By Jessica Machetta, Missourinet contributor

Agriculture Secretary and former Iowa Governor Tom Vilsack (D) says 44% of Americans are directly affected by prescription drug abuse. He joined Senator Claire McCaskill (D-Missouri) and drug and alcohol abuse prevention leaders Thursday in the St. Louis region to discuss ways to prevent Missourians from misusing opioid medications, like codeine, morphine and oxycodone.

U.S. Secretary of Agriculture Tom Vilsack and Sen. Claire McCaskill (D-Mo) conduct a round table discussion with local health professionals on efforts to combat the nation’s opioid epidemic, while visiting the offices of the National Council on Alcoholism abd Drug Abuse, in Olivette, Missouri on July 21, 2016. McCaskill is hosting a series of events across Missouri this week to highlight recent federal legislation she successfully shaped to open up resources to local and county Prescription Drug Monitoring Programs (PDMPs). Photo by Bill Greenblatt/UPI
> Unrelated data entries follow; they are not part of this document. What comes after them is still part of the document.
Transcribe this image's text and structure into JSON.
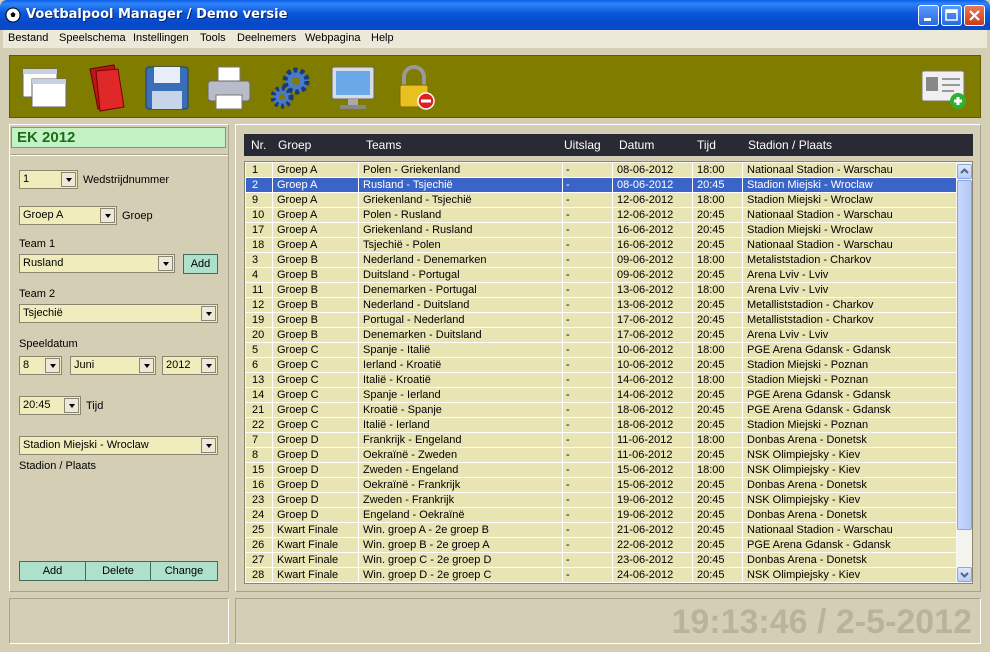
{
  "window": {
    "title": "Voetbalpool Manager / Demo versie"
  },
  "menu": [
    "Bestand",
    "Speelschema",
    "Instellingen",
    "Tools",
    "Deelnemers",
    "Webpagina",
    "Help"
  ],
  "toolbar": {
    "buttons": [
      "windows-icon",
      "folder-icon",
      "save-icon",
      "printer-icon",
      "settings-gears-icon",
      "monitor-icon",
      "lock-icon",
      "user-card-add-icon"
    ],
    "background": "#807c00"
  },
  "pool": {
    "title": "EK 2012"
  },
  "form": {
    "match_number": "1",
    "match_number_label": "Wedstrijdnummer",
    "group": "Groep A",
    "group_label": "Groep",
    "team1_label": "Team 1",
    "team1": "Rusland",
    "add_team_label": "Add",
    "team2_label": "Team 2",
    "team2": "Tsjechië",
    "date_label": "Speeldatum",
    "day": "8",
    "month": "Juni",
    "year": "2012",
    "time": "20:45",
    "time_label": "Tijd",
    "stadium": "Stadion Miejski - Wroclaw",
    "stadium_label": "Stadion / Plaats",
    "add_label": "Add",
    "delete_label": "Delete",
    "change_label": "Change"
  },
  "grid": {
    "columns": [
      "Nr.",
      "Groep",
      "Teams",
      "Uitslag",
      "Datum",
      "Tijd",
      "Stadion / Plaats"
    ],
    "selected_index": 1,
    "rows": [
      [
        "1",
        "Groep A",
        "Polen - Griekenland",
        "-",
        "08-06-2012",
        "18:00",
        "Nationaal Stadion - Warschau"
      ],
      [
        "2",
        "Groep A",
        "Rusland - Tsjechië",
        "-",
        "08-06-2012",
        "20:45",
        "Stadion Miejski - Wroclaw"
      ],
      [
        "9",
        "Groep A",
        "Griekenland - Tsjechië",
        "-",
        "12-06-2012",
        "18:00",
        "Stadion Miejski - Wroclaw"
      ],
      [
        "10",
        "Groep A",
        "Polen - Rusland",
        "-",
        "12-06-2012",
        "20:45",
        "Nationaal Stadion - Warschau"
      ],
      [
        "17",
        "Groep A",
        "Griekenland - Rusland",
        "-",
        "16-06-2012",
        "20:45",
        "Stadion Miejski - Wroclaw"
      ],
      [
        "18",
        "Groep A",
        "Tsjechië - Polen",
        "-",
        "16-06-2012",
        "20:45",
        "Nationaal Stadion - Warschau"
      ],
      [
        "3",
        "Groep B",
        "Nederland - Denemarken",
        "-",
        "09-06-2012",
        "18:00",
        "Metaliststadion - Charkov"
      ],
      [
        "4",
        "Groep B",
        "Duitsland - Portugal",
        "-",
        "09-06-2012",
        "20:45",
        "Arena Lviv - Lviv"
      ],
      [
        "11",
        "Groep B",
        "Denemarken - Portugal",
        "-",
        "13-06-2012",
        "18:00",
        "Arena Lviv - Lviv"
      ],
      [
        "12",
        "Groep B",
        "Nederland - Duitsland",
        "-",
        "13-06-2012",
        "20:45",
        "Metalliststadion - Charkov"
      ],
      [
        "19",
        "Groep B",
        "Portugal - Nederland",
        "-",
        "17-06-2012",
        "20:45",
        "Metalliststadion - Charkov"
      ],
      [
        "20",
        "Groep B",
        "Denemarken - Duitsland",
        "-",
        "17-06-2012",
        "20:45",
        "Arena Lviv - Lviv"
      ],
      [
        "5",
        "Groep C",
        "Spanje - Italië",
        "-",
        "10-06-2012",
        "18:00",
        "PGE Arena Gdansk - Gdansk"
      ],
      [
        "6",
        "Groep C",
        "Ierland - Kroatië",
        "-",
        "10-06-2012",
        "20:45",
        "Stadion Miejski - Poznan"
      ],
      [
        "13",
        "Groep C",
        "Italië - Kroatië",
        "-",
        "14-06-2012",
        "18:00",
        "Stadion Miejski - Poznan"
      ],
      [
        "14",
        "Groep C",
        "Spanje - Ierland",
        "-",
        "14-06-2012",
        "20:45",
        "PGE Arena Gdansk - Gdansk"
      ],
      [
        "21",
        "Groep C",
        "Kroatië - Spanje",
        "-",
        "18-06-2012",
        "20:45",
        "PGE Arena Gdansk - Gdansk"
      ],
      [
        "22",
        "Groep C",
        "Italië - Ierland",
        "-",
        "18-06-2012",
        "20:45",
        "Stadion Miejski - Poznan"
      ],
      [
        "7",
        "Groep D",
        "Frankrijk - Engeland",
        "-",
        "11-06-2012",
        "18:00",
        "Donbas Arena - Donetsk"
      ],
      [
        "8",
        "Groep D",
        "Oekraïnë - Zweden",
        "-",
        "11-06-2012",
        "20:45",
        "NSK Olimpiejsky - Kiev"
      ],
      [
        "15",
        "Groep D",
        "Zweden - Engeland",
        "-",
        "15-06-2012",
        "18:00",
        "NSK Olimpiejsky - Kiev"
      ],
      [
        "16",
        "Groep D",
        "Oekraïnë - Frankrijk",
        "-",
        "15-06-2012",
        "20:45",
        "Donbas Arena - Donetsk"
      ],
      [
        "23",
        "Groep D",
        "Zweden - Frankrijk",
        "-",
        "19-06-2012",
        "20:45",
        "NSK Olimpiejsky - Kiev"
      ],
      [
        "24",
        "Groep D",
        "Engeland - Oekraïnë",
        "-",
        "19-06-2012",
        "20:45",
        "Donbas Arena - Donetsk"
      ],
      [
        "25",
        "Kwart Finale",
        "Win. groep A - 2e groep B",
        "-",
        "21-06-2012",
        "20:45",
        "Nationaal Stadion - Warschau"
      ],
      [
        "26",
        "Kwart Finale",
        "Win. groep B - 2e groep A",
        "-",
        "22-06-2012",
        "20:45",
        "PGE Arena Gdansk - Gdansk"
      ],
      [
        "27",
        "Kwart Finale",
        "Win. groep C - 2e groep D",
        "-",
        "23-06-2012",
        "20:45",
        "Donbas Arena - Donetsk"
      ],
      [
        "28",
        "Kwart Finale",
        "Win. groep D - 2e groep C",
        "-",
        "24-06-2012",
        "20:45",
        "NSK Olimpiejsky - Kiev"
      ]
    ]
  },
  "status": {
    "clock": "19:13:46 / 2-5-2012"
  },
  "colors": {
    "selected_row": "#3a64c8",
    "row_bg": "#e8e4b4",
    "pool_title_bg": "#c4f2c4",
    "button_bg": "#aee0cc"
  }
}
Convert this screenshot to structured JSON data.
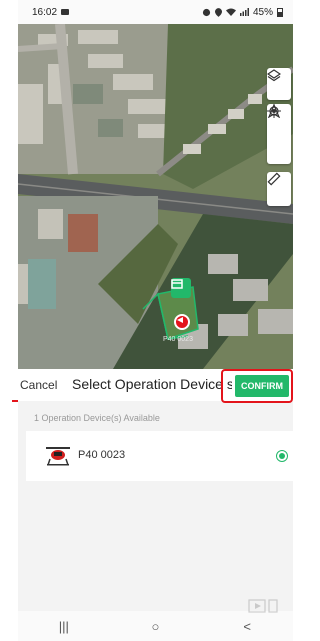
{
  "status_bar": {
    "time": "16:02",
    "battery": "45%"
  },
  "map": {
    "device_label": "P40 0023"
  },
  "sheet": {
    "cancel_label": "Cancel",
    "title": "Select Operation Device s",
    "confirm_label": "CONFIRM",
    "available_text": "1 Operation Device(s) Available",
    "devices": [
      {
        "name": "P40 0023",
        "selected": true
      }
    ]
  },
  "nav": {
    "recents": "|||",
    "home": "○",
    "back": "<"
  },
  "colors": {
    "accent": "#22b86a",
    "highlight": "#e3141b"
  }
}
U.S. Secretary of Agriculture Tom Vilsack and Sen. Claire McCaskill Photo by Bill Greenblatt/UPI

“We have to act. We have to focus on prevention. We have to expand treatment. We have to create communities of support for recovery,” says Vilsack. “We have to have criminal justice reform. We also have to have some economic development opportunities in rural areas where this is a particularly acute problem because there is a lack of treatment facilities.”

McCaskill and Senator Roy Blunt (R-Missouri) are working on legislation that would allow St. Louis County to access federal funding to create a prescription drug monitoring system, without the state legislature’s approval.
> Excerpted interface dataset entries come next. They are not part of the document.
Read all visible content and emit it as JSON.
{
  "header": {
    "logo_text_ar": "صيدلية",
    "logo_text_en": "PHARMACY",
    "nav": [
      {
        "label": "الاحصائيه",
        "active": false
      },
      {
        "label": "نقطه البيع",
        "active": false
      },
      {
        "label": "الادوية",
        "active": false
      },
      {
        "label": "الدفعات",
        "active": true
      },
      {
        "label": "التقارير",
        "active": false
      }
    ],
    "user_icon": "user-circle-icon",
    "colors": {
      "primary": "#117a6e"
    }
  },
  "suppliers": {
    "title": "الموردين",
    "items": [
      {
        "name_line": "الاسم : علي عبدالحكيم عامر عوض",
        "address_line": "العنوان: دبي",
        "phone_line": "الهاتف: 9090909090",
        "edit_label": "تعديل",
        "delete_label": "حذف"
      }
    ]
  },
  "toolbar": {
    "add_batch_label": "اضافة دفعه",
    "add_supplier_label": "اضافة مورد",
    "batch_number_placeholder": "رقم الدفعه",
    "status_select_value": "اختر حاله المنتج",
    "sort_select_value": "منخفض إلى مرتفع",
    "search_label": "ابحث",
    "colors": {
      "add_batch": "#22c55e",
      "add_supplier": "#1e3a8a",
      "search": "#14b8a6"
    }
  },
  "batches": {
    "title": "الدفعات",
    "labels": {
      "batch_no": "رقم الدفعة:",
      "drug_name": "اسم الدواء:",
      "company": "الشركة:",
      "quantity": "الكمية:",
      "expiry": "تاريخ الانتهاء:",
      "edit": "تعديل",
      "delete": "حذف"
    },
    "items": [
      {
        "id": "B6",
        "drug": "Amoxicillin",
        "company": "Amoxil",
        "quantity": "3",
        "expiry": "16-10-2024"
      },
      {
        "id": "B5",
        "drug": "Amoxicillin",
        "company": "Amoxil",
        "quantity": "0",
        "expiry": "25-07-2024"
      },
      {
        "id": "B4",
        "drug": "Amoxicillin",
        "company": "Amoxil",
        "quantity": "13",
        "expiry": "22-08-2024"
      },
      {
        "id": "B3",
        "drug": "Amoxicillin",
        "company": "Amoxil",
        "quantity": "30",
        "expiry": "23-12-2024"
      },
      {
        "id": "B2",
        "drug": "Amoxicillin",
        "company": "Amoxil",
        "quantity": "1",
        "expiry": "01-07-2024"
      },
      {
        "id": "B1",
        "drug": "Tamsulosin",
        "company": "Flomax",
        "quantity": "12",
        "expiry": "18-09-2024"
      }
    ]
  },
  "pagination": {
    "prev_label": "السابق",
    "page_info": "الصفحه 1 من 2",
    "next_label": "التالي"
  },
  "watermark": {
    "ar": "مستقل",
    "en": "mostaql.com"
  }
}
Missouri is the only state in the U.S. without a program that allows doctors and pharmacists to check how many prescriptions people are having filled – to look for cases of abuse.  McCaskill is fed up with Missouri legislators failing to create such a system.

“They have still, once again for the fifth or sixth time, refused to take this basic step,” says McCaskill.

Vilsack says not having a system in place has a far-reaching effect.

“It’s not just the folks in Missouri that are at risk because of a lack of monitoring program. It’s every state that surrounds Missouri. People from my home state of Iowa can come across the border,” says Vilsack.

One of the main opponents in the legislature is Senator Rob Schaaf (R-St. Joseph), who is a family physician. He says the program won’t catch those selling pharmaceuticals illegally. He also argues that more people die of alcohol abuse and the effects of smoking of cigarettes than will ever die of opioid overdose.